Exercise objective >>
Restate, word for word, every line of the data.

(Source material)

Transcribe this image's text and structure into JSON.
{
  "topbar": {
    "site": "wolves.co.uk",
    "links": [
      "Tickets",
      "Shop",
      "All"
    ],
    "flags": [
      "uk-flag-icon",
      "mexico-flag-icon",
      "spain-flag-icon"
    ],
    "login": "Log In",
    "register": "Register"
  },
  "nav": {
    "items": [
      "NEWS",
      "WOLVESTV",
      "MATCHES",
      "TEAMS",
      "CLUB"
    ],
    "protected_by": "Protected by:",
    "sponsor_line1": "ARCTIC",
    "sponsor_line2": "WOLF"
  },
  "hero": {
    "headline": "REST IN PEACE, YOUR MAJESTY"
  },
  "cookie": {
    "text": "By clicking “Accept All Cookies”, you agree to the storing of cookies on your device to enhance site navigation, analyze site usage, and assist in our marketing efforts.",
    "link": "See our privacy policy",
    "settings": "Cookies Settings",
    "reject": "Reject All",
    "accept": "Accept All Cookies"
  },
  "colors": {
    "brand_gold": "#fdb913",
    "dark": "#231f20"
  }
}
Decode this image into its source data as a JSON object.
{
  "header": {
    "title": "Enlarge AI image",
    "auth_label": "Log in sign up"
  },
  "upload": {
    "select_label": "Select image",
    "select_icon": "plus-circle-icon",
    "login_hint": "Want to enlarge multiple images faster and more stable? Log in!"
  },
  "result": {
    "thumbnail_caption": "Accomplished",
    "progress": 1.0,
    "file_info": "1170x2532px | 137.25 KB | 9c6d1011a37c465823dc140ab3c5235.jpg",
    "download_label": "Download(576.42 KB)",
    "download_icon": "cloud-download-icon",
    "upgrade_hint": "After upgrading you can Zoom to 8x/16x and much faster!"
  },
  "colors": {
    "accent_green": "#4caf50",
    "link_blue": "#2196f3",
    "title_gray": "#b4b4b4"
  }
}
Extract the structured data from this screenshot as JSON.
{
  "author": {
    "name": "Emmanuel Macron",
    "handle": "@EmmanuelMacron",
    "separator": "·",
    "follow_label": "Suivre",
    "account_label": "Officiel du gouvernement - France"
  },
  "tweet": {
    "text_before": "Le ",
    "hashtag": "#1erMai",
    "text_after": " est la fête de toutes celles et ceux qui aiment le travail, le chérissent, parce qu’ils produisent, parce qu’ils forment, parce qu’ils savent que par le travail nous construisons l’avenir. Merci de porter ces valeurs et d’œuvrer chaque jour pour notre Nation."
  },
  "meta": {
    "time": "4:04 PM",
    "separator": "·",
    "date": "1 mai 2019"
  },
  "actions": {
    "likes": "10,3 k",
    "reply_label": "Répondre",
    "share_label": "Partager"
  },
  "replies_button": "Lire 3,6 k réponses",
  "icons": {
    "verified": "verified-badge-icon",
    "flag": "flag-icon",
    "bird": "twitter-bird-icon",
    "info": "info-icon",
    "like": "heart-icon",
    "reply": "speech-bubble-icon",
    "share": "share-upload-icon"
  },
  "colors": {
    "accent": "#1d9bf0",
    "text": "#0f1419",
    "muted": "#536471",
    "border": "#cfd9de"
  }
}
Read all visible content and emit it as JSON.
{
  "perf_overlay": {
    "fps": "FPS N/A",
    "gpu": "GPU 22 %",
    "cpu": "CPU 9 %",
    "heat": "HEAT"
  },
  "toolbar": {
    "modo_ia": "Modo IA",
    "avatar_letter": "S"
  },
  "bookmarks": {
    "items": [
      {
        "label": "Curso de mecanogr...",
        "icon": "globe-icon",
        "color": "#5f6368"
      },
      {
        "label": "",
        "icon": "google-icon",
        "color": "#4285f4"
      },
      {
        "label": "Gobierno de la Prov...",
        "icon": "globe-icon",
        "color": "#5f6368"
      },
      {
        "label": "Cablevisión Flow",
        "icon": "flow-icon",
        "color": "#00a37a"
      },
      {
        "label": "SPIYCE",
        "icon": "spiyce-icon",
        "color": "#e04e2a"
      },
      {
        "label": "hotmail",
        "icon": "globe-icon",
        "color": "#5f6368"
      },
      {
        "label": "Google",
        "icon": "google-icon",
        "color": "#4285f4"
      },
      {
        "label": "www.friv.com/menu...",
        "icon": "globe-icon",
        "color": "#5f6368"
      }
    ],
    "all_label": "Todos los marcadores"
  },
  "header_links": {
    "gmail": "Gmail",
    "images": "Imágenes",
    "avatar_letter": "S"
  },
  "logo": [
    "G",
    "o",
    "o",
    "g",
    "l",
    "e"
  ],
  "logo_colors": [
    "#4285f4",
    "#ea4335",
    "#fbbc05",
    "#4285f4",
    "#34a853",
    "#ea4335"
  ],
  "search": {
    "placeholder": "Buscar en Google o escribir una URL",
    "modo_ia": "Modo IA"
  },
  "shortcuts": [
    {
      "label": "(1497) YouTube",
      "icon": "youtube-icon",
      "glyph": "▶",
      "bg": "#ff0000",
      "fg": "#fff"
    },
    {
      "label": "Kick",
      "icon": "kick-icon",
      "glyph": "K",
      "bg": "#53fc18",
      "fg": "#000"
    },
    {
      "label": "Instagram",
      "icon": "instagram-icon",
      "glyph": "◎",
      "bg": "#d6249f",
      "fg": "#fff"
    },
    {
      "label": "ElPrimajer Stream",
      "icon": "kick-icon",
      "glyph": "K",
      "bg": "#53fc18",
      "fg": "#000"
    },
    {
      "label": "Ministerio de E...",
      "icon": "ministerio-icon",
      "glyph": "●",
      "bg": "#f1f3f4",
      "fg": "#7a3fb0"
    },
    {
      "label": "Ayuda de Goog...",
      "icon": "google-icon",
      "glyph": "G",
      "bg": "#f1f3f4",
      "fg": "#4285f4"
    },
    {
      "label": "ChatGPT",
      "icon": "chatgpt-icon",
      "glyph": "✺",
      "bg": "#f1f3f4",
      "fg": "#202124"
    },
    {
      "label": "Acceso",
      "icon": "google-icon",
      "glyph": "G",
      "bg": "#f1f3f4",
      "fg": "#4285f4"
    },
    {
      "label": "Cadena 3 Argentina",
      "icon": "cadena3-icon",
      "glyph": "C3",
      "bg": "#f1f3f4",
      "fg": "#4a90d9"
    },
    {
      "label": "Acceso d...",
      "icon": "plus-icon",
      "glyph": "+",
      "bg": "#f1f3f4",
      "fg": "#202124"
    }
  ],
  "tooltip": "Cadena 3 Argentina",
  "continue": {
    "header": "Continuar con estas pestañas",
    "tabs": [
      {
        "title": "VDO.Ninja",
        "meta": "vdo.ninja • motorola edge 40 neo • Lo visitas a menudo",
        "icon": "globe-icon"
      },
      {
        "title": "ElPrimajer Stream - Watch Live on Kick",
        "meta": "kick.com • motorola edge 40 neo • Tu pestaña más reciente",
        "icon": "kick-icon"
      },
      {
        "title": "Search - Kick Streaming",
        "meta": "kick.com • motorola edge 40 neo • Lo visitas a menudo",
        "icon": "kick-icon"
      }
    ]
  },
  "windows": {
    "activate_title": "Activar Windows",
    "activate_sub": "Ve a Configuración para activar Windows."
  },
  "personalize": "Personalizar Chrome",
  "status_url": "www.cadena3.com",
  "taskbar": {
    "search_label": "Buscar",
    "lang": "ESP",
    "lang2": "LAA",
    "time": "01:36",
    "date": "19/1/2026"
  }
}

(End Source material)

Completed exercise >>
Transcribe this image's text and structure into JSON.
{
  "topbar": {
    "site": "wolves.co.uk",
    "links": [
      "Tickets",
      "Shop",
      "All"
    ],
    "flags": [
      "uk-flag-icon",
      "mexico-flag-icon",
      "spain-flag-icon"
    ],
    "login": "Log In",
    "register": "Register"
  },
  "nav": {
    "items": [
      "NEWS",
      "WOLVESTV",
      "MATCHES",
      "TEAMS",
      "CLUB"
    ],
    "protected_by": "Protected by:",
    "sponsor_line1": "ARCTIC",
    "sponsor_line2": "WOLF"
  },
  "hero": {
    "headline": "REST IN PEACE, YOUR MAJESTY"
  },
  "cookie": {
    "text": "By clicking “Accept All Cookies”, you agree to the storing of cookies on your device to enhance site navigation, analyze site usage, and assist in our marketing efforts.",
    "link": "See our privacy policy",
    "settings": "Cookies Settings",
    "reject": "Reject All",
    "accept": "Accept All Cookies"
  },
  "colors": {
    "brand_gold": "#fdb913",
    "dark": "#231f20"
  }
}
Decode this image into its source data as a JSON object.
{
  "header": {
    "title": "Enlarge AI image",
    "auth_label": "Log in sign up"
  },
  "upload": {
    "select_label": "Select image",
    "select_icon": "plus-circle-icon",
    "login_hint": "Want to enlarge multiple images faster and more stable? Log in!"
  },
  "result": {
    "thumbnail_caption": "Accomplished",
    "progress": 1.0,
    "file_info": "1170x2532px | 137.25 KB | 9c6d1011a37c465823dc140ab3c5235.jpg",
    "download_label": "Download(576.42 KB)",
    "download_icon": "cloud-download-icon",
    "upgrade_hint": "After upgrading you can Zoom to 8x/16x and much faster!"
  },
  "colors": {
    "accent_green": "#4caf50",
    "link_blue": "#2196f3",
    "title_gray": "#b4b4b4"
  }
}
Extract the structured data from this screenshot as JSON.
{
  "author": {
    "name": "Emmanuel Macron",
    "handle": "@EmmanuelMacron",
    "separator": "·",
    "follow_label": "Suivre",
    "account_label": "Officiel du gouvernement - France"
  },
  "tweet": {
    "text_before": "Le ",
    "hashtag": "#1erMai",
    "text_after": " est la fête de toutes celles et ceux qui aiment le travail, le chérissent, parce qu’ils produisent, parce qu’ils forment, parce qu’ils savent que par le travail nous construisons l’avenir. Merci de porter ces valeurs et d’œuvrer chaque jour pour notre Nation."
  },
  "meta": {
    "time": "4:04 PM",
    "separator": "·",
    "date": "1 mai 2019"
  },
  "actions": {
    "likes": "10,3 k",
    "reply_label": "Répondre",
    "share_label": "Partager"
  },
  "replies_button": "Lire 3,6 k réponses",
  "icons": {
    "verified": "verified-badge-icon",
    "flag": "flag-icon",
    "bird": "twitter-bird-icon",
    "info": "info-icon",
    "like": "heart-icon",
    "reply": "speech-bubble-icon",
    "share": "share-upload-icon"
  },
  "colors": {
    "accent": "#1d9bf0",
    "text": "#0f1419",
    "muted": "#536471",
    "border": "#cfd9de"
  }
}
Read all visible content and emit it as JSON.
{
  "perf_overlay": {
    "fps": "FPS N/A",
    "gpu": "GPU 22 %",
    "cpu": "CPU 9 %",
    "heat": "HEAT"
  },
  "toolbar": {
    "modo_ia": "Modo IA",
    "avatar_letter": "S"
  },
  "bookmarks": {
    "items": [
      {
        "label": "Curso de mecanogr...",
        "icon": "globe-icon",
        "color": "#5f6368"
      },
      {
        "label": "",
        "icon": "google-icon",
        "color": "#4285f4"
      },
      {
        "label": "Gobierno de la Prov...",
        "icon": "globe-icon",
        "color": "#5f6368"
      },
      {
        "label": "Cablevisión Flow",
        "icon": "flow-icon",
        "color": "#00a37a"
      },
      {
        "label": "SPIYCE",
        "icon": "spiyce-icon",
        "color": "#e04e2a"
      },
      {
        "label": "hotmail",
        "icon": "globe-icon",
        "color": "#5f6368"
      },
      {
        "label": "Google",
        "icon": "google-icon",
        "color": "#4285f4"
      },
      {
        "label": "www.friv.com/menu...",
        "icon": "globe-icon",
        "color": "#5f6368"
      }
    ],
    "all_label": "Todos los marcadores"
  },
  "header_links": {
    "gmail": "Gmail",
    "images": "Imágenes",
    "avatar_letter": "S"
  },
  "logo": [
    "G",
    "o",
    "o",
    "g",
    "l",
    "e"
  ],
  "logo_colors": [
    "#4285f4",
    "#ea4335",
    "#fbbc05",
    "#4285f4",
    "#34a853",
    "#ea4335"
  ],
  "search": {
    "placeholder": "Buscar en Google o escribir una URL",
    "modo_ia": "Modo IA"
  },
  "shortcuts": [
    {
      "label": "(1497) YouTube",
      "icon": "youtube-icon",
      "glyph": "▶",
      "bg": "#ff0000",
      "fg": "#fff"
    },
    {
      "label": "Kick",
      "icon": "kick-icon",
      "glyph": "K",
      "bg": "#53fc18",
      "fg": "#000"
    },
    {
      "label": "Instagram",
      "icon": "instagram-icon",
      "glyph": "◎",
      "bg": "#d6249f",
      "fg": "#fff"
    },
    {
      "label": "ElPrimajer Stream",
      "icon": "kick-icon",
      "glyph": "K",
      "bg": "#53fc18",
      "fg": "#000"
    },
    {
      "label": "Ministerio de E...",
      "icon": "ministerio-icon",
      "glyph": "●",
      "bg": "#f1f3f4",
      "fg": "#7a3fb0"
    },
    {
      "label": "Ayuda de Goog...",
      "icon": "google-icon",
      "glyph": "G",
      "bg": "#f1f3f4",
      "fg": "#4285f4"
    },
    {
      "label": "ChatGPT",
      "icon": "chatgpt-icon",
      "glyph": "✺",
      "bg": "#f1f3f4",
      "fg": "#202124"
    },
    {
      "label": "Acceso",
      "icon": "google-icon",
      "glyph": "G",
      "bg": "#f1f3f4",
      "fg": "#4285f4"
    },
    {
      "label": "Cadena 3 Argentina",
      "icon": "cadena3-icon",
      "glyph": "C3",
      "bg": "#f1f3f4",
      "fg": "#4a90d9"
    },
    {
      "label": "Acceso d...",
      "icon": "plus-icon",
      "glyph": "+",
      "bg": "#f1f3f4",
      "fg": "#202124"
    }
  ],
  "tooltip": "Cadena 3 Argentina",
  "continue": {
    "header": "Continuar con estas pestañas",
    "tabs": [
      {
        "title": "VDO.Ninja",
        "meta": "vdo.ninja • motorola edge 40 neo • Lo visitas a menudo",
        "icon": "globe-icon"
      },
      {
        "title": "ElPrimajer Stream - Watch Live on Kick",
        "meta": "kick.com • motorola edge 40 neo • Tu pestaña más reciente",
        "icon": "kick-icon"
      },
      {
        "title": "Search - Kick Streaming",
        "meta": "kick.com • motorola edge 40 neo • Lo visitas a menudo",
        "icon": "kick-icon"
      }
    ]
  },
  "windows": {
    "activate_title": "Activar Windows",
    "activate_sub": "Ve a Configuración para activar Windows."
  },
  "personalize": "Personalizar Chrome",
  "status_url": "www.cadena3.com",
  "taskbar": {
    "search_label": "Buscar",
    "lang": "ESP",
    "lang2": "LAA",
    "time": "01:36",
    "date": "19/1/2026"
  }
}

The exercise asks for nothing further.